As posted on Automatism
March 26, 2008 by Lori
Images and text from Marie Claire Maison, late 1990s
H/T to Door Sixteen
"Frédéric Méchiche transformed his apartment in the Marais district of Paris into an effortless hybrid of Louis XIV and 1960s loft style. In the library, the heart of the apartment, the stairs were pieced together by Frédéric from eighteenth century materials."
"In the salon, 18th century paneling sourced from various locations has been patiently pieced together like a puzzle and then unified with white paint. The furniture is a mix of French and Italian 18th century with modern classics by Mies van der Rohe and Bertoia. All this is set off by a collection of African masks and 20th century art by Jean Dubuffet, Sol Lewitt, Laszlo Szabo and Joseph Beuys."
"Left: On the marble mantel of the library's fireplace, a collection of late 1950s Danish glassware poses with a photograph by Joseph Beuys. Right: A view from the dining room to the library. The sofa is by Florence Knoll, and the table and chair on the right are by Eero Saarinen."
"Frédéric Méchiche in his dining room, lined with 18th century paneling. Frédéric designed the four granite and metal tables placed around the room, which are put together for large dinner parties. The chairs are Louis XVI and Restoration. On the wall, an eighteenth century mirror hangs beside photos by Robert Mapplethorpe and Raymond Voinquel."

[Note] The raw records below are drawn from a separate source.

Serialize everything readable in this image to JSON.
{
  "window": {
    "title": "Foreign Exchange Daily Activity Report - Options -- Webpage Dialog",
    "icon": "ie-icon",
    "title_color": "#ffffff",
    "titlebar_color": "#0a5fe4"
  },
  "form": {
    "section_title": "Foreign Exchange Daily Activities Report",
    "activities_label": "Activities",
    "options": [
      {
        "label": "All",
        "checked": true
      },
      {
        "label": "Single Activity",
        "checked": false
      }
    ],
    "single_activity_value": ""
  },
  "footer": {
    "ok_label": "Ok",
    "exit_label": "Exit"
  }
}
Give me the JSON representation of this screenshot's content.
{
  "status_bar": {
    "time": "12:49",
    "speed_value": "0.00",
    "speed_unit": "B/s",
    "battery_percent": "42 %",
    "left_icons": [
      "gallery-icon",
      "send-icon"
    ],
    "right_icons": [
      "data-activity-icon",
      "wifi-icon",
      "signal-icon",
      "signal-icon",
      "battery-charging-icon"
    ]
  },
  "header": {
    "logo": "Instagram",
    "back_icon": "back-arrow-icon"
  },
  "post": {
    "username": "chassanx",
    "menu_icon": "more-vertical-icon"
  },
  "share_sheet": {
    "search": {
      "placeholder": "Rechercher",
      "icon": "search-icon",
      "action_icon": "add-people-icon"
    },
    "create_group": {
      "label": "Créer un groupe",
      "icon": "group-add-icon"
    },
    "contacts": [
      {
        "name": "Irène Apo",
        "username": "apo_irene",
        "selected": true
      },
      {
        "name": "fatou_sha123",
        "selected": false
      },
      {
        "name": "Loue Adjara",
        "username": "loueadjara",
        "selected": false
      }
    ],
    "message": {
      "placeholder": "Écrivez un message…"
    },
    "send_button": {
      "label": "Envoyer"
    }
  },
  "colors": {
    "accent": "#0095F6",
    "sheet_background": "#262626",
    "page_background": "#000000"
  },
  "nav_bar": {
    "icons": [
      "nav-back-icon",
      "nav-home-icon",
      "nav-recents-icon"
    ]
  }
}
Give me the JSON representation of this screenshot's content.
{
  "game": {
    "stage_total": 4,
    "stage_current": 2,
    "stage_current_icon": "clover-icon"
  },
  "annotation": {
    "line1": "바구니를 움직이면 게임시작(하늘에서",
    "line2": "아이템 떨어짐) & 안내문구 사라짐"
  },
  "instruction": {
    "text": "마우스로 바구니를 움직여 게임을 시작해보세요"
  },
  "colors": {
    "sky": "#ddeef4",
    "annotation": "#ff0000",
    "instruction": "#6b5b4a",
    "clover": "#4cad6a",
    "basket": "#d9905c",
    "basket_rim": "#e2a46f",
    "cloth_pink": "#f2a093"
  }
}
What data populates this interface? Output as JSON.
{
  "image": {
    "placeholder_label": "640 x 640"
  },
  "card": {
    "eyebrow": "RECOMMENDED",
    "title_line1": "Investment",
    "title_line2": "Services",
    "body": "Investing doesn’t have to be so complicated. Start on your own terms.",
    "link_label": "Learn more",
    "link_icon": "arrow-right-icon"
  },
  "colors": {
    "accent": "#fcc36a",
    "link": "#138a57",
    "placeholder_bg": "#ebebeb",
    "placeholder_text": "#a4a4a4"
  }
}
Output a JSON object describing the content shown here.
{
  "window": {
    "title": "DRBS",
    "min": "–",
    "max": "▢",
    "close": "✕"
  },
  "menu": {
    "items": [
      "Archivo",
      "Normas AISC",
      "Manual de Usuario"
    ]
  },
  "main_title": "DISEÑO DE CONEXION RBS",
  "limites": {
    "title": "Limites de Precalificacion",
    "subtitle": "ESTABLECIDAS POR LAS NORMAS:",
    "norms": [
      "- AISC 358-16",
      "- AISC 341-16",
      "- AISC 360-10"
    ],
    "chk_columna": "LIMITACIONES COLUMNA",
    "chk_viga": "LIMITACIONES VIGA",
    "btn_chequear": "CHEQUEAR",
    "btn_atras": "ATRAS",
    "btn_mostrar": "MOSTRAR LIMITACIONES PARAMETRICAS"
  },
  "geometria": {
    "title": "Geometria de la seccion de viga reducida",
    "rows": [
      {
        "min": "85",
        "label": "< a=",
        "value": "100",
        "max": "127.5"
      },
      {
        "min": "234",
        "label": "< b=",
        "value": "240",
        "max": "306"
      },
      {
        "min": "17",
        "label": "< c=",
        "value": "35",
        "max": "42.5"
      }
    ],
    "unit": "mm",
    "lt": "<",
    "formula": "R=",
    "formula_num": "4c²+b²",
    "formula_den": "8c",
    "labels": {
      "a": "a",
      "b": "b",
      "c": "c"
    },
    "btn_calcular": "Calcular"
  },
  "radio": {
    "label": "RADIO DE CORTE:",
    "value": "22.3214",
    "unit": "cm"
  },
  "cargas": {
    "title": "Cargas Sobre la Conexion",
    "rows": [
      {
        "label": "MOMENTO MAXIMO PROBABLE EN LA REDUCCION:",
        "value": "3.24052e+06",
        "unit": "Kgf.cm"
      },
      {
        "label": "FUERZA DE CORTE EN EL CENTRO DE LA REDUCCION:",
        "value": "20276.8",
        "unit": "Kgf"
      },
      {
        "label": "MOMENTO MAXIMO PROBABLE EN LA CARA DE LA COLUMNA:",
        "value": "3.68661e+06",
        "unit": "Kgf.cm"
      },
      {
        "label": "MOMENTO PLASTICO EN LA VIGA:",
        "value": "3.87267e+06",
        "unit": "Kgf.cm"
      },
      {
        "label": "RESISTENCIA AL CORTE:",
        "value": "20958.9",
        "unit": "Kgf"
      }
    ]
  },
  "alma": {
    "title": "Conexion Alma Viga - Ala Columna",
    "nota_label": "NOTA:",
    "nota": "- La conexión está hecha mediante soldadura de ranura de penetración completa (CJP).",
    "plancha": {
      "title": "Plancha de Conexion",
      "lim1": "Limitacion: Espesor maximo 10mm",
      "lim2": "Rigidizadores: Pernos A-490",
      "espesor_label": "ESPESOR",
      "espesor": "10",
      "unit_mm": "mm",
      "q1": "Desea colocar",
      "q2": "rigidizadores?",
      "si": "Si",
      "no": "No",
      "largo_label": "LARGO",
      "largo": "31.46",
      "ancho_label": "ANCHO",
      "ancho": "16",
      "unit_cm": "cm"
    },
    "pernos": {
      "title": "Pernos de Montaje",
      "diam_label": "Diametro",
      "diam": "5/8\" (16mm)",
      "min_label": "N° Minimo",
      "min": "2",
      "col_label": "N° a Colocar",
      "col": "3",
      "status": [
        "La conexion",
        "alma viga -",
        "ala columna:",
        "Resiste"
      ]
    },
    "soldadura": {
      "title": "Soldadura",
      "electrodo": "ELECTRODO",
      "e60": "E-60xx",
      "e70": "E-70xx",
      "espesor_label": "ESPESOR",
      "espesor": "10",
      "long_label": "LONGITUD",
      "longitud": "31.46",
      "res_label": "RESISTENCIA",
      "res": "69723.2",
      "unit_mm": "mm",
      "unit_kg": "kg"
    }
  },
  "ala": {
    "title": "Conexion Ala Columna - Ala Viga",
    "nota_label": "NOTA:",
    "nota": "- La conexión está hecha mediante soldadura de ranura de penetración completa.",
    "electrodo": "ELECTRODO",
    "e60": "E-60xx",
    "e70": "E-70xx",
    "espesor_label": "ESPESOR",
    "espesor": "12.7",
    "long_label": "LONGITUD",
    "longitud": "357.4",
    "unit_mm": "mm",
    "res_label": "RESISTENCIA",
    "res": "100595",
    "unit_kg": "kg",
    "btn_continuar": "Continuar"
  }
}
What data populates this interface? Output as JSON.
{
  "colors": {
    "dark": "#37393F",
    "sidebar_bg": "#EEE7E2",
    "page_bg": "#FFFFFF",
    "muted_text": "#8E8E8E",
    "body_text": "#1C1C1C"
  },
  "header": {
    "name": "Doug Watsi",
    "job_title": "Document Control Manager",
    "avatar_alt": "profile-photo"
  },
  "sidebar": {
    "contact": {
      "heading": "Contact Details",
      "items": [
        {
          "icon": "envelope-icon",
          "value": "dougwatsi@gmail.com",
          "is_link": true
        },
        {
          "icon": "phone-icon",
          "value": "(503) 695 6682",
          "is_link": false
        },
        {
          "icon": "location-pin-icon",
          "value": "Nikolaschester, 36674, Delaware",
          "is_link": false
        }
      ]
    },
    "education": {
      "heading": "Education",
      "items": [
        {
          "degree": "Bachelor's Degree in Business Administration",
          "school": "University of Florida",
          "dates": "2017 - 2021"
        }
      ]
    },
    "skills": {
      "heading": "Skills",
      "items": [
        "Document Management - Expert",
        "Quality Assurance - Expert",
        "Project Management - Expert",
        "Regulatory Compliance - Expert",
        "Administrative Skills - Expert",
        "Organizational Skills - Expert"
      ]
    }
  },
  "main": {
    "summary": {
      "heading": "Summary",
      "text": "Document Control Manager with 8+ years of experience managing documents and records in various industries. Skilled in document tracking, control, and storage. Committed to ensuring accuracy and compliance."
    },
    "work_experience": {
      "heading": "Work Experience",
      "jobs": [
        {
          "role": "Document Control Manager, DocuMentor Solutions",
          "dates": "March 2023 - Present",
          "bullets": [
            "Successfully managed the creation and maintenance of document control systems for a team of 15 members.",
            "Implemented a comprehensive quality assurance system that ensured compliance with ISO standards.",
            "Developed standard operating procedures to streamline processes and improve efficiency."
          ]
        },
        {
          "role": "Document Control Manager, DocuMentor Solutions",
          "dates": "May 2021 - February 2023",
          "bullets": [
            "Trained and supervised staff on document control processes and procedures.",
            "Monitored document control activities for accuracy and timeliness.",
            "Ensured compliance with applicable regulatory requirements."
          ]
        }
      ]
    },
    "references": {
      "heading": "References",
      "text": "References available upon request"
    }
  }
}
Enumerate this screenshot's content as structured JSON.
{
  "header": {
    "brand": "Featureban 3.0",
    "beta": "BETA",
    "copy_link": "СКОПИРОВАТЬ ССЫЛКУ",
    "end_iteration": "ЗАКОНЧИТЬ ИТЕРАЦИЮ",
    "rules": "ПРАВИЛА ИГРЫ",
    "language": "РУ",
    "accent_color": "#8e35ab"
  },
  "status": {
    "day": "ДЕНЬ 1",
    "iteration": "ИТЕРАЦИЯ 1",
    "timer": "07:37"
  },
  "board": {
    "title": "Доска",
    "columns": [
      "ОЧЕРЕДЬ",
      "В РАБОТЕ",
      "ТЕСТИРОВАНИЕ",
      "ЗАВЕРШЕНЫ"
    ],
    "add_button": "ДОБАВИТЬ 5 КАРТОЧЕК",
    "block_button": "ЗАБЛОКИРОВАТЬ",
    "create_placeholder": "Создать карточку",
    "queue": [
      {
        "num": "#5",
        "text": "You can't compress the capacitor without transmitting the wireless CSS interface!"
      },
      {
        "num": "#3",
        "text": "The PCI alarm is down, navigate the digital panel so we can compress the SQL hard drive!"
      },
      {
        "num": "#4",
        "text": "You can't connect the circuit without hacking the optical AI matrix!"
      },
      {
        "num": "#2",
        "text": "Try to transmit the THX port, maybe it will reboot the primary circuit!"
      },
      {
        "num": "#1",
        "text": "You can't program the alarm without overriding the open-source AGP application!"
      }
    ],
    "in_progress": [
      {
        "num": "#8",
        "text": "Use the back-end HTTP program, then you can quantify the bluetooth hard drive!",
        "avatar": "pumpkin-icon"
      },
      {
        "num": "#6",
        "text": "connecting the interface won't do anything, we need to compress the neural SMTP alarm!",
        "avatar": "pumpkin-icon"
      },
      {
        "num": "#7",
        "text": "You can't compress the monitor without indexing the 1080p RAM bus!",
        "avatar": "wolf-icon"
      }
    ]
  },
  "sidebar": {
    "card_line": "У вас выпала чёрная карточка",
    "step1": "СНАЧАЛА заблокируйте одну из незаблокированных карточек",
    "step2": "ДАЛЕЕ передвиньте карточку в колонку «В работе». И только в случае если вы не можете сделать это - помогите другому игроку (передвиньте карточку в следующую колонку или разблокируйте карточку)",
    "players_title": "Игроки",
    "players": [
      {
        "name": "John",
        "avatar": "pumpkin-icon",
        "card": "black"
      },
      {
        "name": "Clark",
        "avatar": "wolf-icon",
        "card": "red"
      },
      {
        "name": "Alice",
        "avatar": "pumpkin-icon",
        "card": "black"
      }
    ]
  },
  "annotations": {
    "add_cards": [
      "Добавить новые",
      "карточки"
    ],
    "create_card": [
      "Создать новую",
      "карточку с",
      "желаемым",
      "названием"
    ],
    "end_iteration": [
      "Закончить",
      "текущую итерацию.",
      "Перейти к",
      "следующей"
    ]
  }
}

"The kitchen, in striking contrast to the rest of the apartment, is painted entirely in black. On the marble countertop sits a collection of 1950s - 1970s silverware, set off by the black and white photographs above."
"The bedroom features a bed designed by Frédéric, with an extra high headboard. The wood floor is original, and has been left as is. On the wall is a work on paper by Jean-Pierre Raynaud. The chair is by Eero Arnio."
"Left: Chairs by Harry Bertoia and Charles Eames stand beside a compression artwork by César. Right: A serigraph by Andy Warhol is placed above a bathtub from the late 18th century.
"Frédéric Méchiche's confident mix of 18th century classicism and 1960s modern is a wonderful example of making contrasts work, keeping the formal elegance of an earlier era comfortably within a more easygoing loft living sensibility. Scanned from Marie Claire Maison, late 1990s. (Photography by Gilles de Chabaneix)"